What to produce: Report every line of the records that includes the word "icon".

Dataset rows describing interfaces
^^^^

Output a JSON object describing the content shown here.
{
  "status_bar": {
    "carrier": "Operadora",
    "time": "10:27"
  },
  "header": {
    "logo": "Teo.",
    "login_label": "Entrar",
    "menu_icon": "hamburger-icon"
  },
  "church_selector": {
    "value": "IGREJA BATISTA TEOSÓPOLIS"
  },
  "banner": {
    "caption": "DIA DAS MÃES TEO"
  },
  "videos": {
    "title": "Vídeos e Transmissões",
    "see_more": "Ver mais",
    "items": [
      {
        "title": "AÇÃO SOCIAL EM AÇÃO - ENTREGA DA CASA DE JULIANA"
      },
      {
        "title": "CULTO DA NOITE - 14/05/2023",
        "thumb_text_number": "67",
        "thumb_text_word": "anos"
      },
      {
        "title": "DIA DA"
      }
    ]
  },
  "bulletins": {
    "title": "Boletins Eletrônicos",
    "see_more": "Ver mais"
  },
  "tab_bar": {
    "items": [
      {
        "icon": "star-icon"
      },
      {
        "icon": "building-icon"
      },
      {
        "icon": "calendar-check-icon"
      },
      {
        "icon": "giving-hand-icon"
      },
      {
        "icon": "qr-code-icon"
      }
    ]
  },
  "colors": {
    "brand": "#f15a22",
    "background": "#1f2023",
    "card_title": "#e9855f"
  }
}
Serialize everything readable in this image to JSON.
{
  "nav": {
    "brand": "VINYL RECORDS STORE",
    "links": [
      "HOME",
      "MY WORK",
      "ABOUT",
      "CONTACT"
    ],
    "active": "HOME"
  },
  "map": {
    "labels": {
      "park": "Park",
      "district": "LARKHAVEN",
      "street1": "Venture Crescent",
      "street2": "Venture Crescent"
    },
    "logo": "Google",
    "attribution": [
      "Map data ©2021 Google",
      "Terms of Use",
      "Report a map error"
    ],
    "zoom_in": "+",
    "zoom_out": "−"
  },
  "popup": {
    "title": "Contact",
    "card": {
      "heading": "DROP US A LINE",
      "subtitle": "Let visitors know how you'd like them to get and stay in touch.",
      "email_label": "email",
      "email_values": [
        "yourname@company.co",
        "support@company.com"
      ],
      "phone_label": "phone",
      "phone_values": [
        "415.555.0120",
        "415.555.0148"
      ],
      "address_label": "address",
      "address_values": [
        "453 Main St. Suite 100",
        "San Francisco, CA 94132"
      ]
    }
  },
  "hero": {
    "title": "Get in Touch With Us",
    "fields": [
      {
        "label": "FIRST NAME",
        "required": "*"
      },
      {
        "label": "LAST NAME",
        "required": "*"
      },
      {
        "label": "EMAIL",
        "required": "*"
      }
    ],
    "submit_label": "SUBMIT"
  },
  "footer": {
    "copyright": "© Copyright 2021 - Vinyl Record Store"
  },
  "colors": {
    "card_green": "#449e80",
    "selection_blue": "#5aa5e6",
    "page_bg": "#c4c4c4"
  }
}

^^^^

The completed task:
    "menu_icon": "hamburger-icon"
        "icon": "star-icon"
        "icon": "building-icon"
        "icon": "calendar-check-icon"
        "icon": "giving-hand-icon"
        "icon": "qr-code-icon"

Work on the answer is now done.